Word for word, return the entries listed below.

▬▬▬

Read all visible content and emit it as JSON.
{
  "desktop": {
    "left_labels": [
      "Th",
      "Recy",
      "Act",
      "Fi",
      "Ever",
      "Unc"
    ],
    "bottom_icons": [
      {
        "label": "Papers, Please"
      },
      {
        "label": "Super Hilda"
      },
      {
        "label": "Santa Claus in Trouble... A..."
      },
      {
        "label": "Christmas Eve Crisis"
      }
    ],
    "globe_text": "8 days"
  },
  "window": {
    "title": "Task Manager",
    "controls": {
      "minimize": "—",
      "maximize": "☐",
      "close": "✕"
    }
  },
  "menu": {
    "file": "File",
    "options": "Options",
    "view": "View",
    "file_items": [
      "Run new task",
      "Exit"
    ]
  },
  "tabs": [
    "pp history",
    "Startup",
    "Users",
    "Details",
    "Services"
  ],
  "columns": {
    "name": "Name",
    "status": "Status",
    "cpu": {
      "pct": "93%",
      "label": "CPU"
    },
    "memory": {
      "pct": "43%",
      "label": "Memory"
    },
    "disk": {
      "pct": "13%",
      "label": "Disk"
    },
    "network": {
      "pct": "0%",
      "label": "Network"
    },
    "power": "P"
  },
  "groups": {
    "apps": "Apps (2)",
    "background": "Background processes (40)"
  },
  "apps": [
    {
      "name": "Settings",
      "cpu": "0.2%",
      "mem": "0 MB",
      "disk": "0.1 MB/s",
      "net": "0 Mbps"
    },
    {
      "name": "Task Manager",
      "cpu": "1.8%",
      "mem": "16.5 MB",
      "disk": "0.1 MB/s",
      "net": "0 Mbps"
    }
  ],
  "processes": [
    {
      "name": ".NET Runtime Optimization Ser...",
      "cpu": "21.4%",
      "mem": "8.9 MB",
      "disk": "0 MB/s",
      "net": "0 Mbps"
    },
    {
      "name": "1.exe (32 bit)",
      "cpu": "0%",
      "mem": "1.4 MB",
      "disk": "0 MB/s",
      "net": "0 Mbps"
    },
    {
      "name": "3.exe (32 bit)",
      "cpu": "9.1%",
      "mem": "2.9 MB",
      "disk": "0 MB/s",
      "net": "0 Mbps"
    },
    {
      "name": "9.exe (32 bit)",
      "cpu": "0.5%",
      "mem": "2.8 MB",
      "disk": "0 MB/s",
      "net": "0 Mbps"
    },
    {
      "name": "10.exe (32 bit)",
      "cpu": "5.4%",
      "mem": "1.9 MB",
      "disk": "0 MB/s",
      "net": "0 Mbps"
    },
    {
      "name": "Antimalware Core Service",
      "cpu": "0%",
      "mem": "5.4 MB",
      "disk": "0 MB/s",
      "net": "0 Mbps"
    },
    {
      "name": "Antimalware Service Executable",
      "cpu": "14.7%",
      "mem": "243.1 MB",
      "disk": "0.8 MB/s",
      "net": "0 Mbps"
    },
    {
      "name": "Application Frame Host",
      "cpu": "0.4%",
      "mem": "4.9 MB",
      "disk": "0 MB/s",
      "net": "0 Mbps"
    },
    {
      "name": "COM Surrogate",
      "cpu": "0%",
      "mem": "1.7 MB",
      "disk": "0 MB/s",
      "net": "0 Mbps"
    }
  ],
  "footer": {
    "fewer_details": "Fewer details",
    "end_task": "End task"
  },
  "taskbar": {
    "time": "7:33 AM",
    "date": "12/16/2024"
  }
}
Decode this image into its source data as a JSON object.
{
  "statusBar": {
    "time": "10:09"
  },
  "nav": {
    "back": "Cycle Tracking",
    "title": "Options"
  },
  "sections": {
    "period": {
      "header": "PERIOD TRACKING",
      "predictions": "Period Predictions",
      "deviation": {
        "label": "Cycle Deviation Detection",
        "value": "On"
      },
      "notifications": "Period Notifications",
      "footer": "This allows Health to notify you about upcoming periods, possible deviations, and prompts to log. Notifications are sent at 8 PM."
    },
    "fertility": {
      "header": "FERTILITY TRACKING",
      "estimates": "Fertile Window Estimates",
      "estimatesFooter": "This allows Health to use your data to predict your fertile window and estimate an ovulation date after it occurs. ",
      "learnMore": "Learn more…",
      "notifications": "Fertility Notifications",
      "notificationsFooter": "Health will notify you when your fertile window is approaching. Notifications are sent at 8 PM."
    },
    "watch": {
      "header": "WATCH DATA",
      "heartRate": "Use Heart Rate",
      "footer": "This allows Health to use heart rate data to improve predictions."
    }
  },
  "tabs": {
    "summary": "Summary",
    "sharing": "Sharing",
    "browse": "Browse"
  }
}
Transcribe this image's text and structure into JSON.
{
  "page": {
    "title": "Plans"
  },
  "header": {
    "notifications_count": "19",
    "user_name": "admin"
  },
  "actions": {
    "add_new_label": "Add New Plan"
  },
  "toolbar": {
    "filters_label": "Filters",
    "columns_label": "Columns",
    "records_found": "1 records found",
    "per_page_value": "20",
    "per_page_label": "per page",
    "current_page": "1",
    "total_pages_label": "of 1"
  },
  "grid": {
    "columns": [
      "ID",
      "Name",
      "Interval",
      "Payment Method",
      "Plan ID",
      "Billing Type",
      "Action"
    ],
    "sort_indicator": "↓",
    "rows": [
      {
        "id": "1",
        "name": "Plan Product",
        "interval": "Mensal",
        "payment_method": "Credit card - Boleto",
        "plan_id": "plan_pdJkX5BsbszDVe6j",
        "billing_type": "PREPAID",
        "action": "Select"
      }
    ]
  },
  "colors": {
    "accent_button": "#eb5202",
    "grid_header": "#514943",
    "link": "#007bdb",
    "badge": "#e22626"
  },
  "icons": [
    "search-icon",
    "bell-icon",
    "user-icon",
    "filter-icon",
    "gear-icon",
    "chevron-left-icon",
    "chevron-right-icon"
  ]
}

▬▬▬

* [Solution to this task]:
Read all visible content and emit it as JSON.
{
  "desktop": {
    "left_labels": [
      "Th",
      "Recy",
      "Act",
      "Fi",
      "Ever",
      "Unc"
    ],
    "bottom_icons": [
      {
        "label": "Papers, Please"
      },
      {
        "label": "Super Hilda"
      },
      {
        "label": "Santa Claus in Trouble... A..."
      },
      {
        "label": "Christmas Eve Crisis"
      }
    ],
    "globe_text": "8 days"
  },
  "window": {
    "title": "Task Manager",
    "controls": {
      "minimize": "—",
      "maximize": "☐",
      "close": "✕"
    }
  },
  "menu": {
    "file": "File",
    "options": "Options",
    "view": "View",
    "file_items": [
      "Run new task",
      "Exit"
    ]
  },
  "tabs": [
    "pp history",
    "Startup",
    "Users",
    "Details",
    "Services"
  ],
  "columns": {
    "name": "Name",
    "status": "Status",
    "cpu": {
      "pct": "93%",
      "label": "CPU"
    },
    "memory": {
      "pct": "43%",
      "label": "Memory"
    },
    "disk": {
      "pct": "13%",
      "label": "Disk"
    },
    "network": {
      "pct": "0%",
      "label": "Network"
    },
    "power": "P"
  },
  "groups": {
    "apps": "Apps (2)",
    "background": "Background processes (40)"
  },
  "apps": [
    {
      "name": "Settings",
      "cpu": "0.2%",
      "mem": "0 MB",
      "disk": "0.1 MB/s",
      "net": "0 Mbps"
    },
    {
      "name": "Task Manager",
      "cpu": "1.8%",
      "mem": "16.5 MB",
      "disk": "0.1 MB/s",
      "net": "0 Mbps"
    }
  ],
  "processes": [
    {
      "name": ".NET Runtime Optimization Ser...",
      "cpu": "21.4%",
      "mem": "8.9 MB",
      "disk": "0 MB/s",
      "net": "0 Mbps"
    },
    {
      "name": "1.exe (32 bit)",
      "cpu": "0%",
      "mem": "1.4 MB",
      "disk": "0 MB/s",
      "net": "0 Mbps"
    },
    {
      "name": "3.exe (32 bit)",
      "cpu": "9.1%",
      "mem": "2.9 MB",
      "disk": "0 MB/s",
      "net": "0 Mbps"
    },
    {
      "name": "9.exe (32 bit)",
      "cpu": "0.5%",
      "mem": "2.8 MB",
      "disk": "0 MB/s",
      "net": "0 Mbps"
    },
    {
      "name": "10.exe (32 bit)",
      "cpu": "5.4%",
      "mem": "1.9 MB",
      "disk": "0 MB/s",
      "net": "0 Mbps"
    },
    {
      "name": "Antimalware Core Service",
      "cpu": "0%",
      "mem": "5.4 MB",
      "disk": "0 MB/s",
      "net": "0 Mbps"
    },
    {
      "name": "Antimalware Service Executable",
      "cpu": "14.7%",
      "mem": "243.1 MB",
      "disk": "0.8 MB/s",
      "net": "0 Mbps"
    },
    {
      "name": "Application Frame Host",
      "cpu": "0.4%",
      "mem": "4.9 MB",
      "disk": "0 MB/s",
      "net": "0 Mbps"
    },
    {
      "name": "COM Surrogate",
      "cpu": "0%",
      "mem": "1.7 MB",
      "disk": "0 MB/s",
      "net": "0 Mbps"
    }
  ],
  "footer": {
    "fewer_details": "Fewer details",
    "end_task": "End task"
  },
  "taskbar": {
    "time": "7:33 AM",
    "date": "12/16/2024"
  }
}
Decode this image into its source data as a JSON object.
{
  "statusBar": {
    "time": "10:09"
  },
  "nav": {
    "back": "Cycle Tracking",
    "title": "Options"
  },
  "sections": {
    "period": {
      "header": "PERIOD TRACKING",
      "predictions": "Period Predictions",
      "deviation": {
        "label": "Cycle Deviation Detection",
        "value": "On"
      },
      "notifications": "Period Notifications",
      "footer": "This allows Health to notify you about upcoming periods, possible deviations, and prompts to log. Notifications are sent at 8 PM."
    },
    "fertility": {
      "header": "FERTILITY TRACKING",
      "estimates": "Fertile Window Estimates",
      "estimatesFooter": "This allows Health to use your data to predict your fertile window and estimate an ovulation date after it occurs. ",
      "learnMore": "Learn more…",
      "notifications": "Fertility Notifications",
      "notificationsFooter": "Health will notify you when your fertile window is approaching. Notifications are sent at 8 PM."
    },
    "watch": {
      "header": "WATCH DATA",
      "heartRate": "Use Heart Rate",
      "footer": "This allows Health to use heart rate data to improve predictions."
    }
  },
  "tabs": {
    "summary": "Summary",
    "sharing": "Sharing",
    "browse": "Browse"
  }
}
Transcribe this image's text and structure into JSON.
{
  "page": {
    "title": "Plans"
  },
  "header": {
    "notifications_count": "19",
    "user_name": "admin"
  },
  "actions": {
    "add_new_label": "Add New Plan"
  },
  "toolbar": {
    "filters_label": "Filters",
    "columns_label": "Columns",
    "records_found": "1 records found",
    "per_page_value": "20",
    "per_page_label": "per page",
    "current_page": "1",
    "total_pages_label": "of 1"
  },
  "grid": {
    "columns": [
      "ID",
      "Name",
      "Interval",
      "Payment Method",
      "Plan ID",
      "Billing Type",
      "Action"
    ],
    "sort_indicator": "↓",
    "rows": [
      {
        "id": "1",
        "name": "Plan Product",
        "interval": "Mensal",
        "payment_method": "Credit card - Boleto",
        "plan_id": "plan_pdJkX5BsbszDVe6j",
        "billing_type": "PREPAID",
        "action": "Select"
      }
    ]
  },
  "colors": {
    "accent_button": "#eb5202",
    "grid_header": "#514943",
    "link": "#007bdb",
    "badge": "#e22626"
  },
  "icons": [
    "search-icon",
    "bell-icon",
    "user-icon",
    "filter-icon",
    "gear-icon",
    "chevron-left-icon",
    "chevron-right-icon"
  ]
}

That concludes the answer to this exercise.